It was a controversial pick. He had the backing of his players and captain Faf du Plessis spoke of the renewed energy within the side. But the optics were a concern. His appointment coincided with that of Smith and Jacques Faul as director of cricket and Cricket South Africa’s CEO respectively. Interim coach Enoch Nkwe was demoted to an assistant role. Suddenly the hands on the levers of power were all white in a country still grappling with racial politics.
Then came the Social Justice and Nation-Building Hearings last year which exposed latent tensions within the sport. The most shocking revelation came from Paul Adams, the former spinner, who recounted an incident where he was called “brown shit” in a fines meeting in a bastardised version of the Boney M song Brown Girl in the Ring. Boucher admitted he had taken part in this public humiliation. Boucher apologised but there are enough South African fans who believe his crime should have seen him fired. CSA opened, and then abandoned, a formal charge of racism against him.
Despite a fragile batting unit, South Africa are in a strong position to qualify for the World Test Championship final at Lord’s next year. Captain Dean Elgar has praised his team for scoring “ugly runs” and embodying the virtues of their coach. “That’s what Boucher teams are about,” Harris says. “He doesn’t know any other way. He talks straight and lets you know exactly what he thinks. There’s no guessing with him.”

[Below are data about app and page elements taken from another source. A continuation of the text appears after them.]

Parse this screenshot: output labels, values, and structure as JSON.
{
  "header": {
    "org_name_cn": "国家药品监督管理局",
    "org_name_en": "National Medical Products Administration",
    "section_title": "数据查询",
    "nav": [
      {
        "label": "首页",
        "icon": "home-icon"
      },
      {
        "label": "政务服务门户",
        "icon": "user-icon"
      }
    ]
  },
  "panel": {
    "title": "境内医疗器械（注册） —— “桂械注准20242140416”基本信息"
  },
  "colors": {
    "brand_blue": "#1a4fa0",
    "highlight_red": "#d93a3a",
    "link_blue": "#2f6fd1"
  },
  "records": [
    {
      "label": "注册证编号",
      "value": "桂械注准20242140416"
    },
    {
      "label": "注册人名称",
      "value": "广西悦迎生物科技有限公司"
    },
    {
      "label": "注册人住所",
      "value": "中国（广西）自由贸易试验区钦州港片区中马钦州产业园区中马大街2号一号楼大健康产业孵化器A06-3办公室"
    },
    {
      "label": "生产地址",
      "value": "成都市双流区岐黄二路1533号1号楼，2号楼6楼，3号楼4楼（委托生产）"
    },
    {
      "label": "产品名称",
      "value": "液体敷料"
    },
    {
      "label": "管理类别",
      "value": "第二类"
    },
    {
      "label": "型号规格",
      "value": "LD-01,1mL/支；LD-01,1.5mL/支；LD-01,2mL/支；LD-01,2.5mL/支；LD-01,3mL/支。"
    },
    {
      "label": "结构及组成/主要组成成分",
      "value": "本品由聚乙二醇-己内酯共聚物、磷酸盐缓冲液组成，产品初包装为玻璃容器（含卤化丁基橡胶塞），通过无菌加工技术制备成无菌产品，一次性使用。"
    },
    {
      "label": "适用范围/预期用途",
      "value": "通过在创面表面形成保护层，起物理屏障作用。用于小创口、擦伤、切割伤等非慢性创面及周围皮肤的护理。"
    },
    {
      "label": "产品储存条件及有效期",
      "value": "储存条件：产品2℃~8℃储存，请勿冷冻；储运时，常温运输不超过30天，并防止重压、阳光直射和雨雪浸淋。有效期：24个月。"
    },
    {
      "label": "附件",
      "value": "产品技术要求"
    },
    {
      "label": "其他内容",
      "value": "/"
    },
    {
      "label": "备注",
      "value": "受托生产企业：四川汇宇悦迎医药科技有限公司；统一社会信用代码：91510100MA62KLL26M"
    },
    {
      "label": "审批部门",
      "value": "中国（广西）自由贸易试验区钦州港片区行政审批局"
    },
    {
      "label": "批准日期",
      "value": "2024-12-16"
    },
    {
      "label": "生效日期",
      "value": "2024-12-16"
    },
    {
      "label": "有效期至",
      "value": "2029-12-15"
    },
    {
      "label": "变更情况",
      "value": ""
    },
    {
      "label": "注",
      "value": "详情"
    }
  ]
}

An innings defeat in Manchester has momentum on England’s side and South African backs against the wall. That will suit Boucher just fine.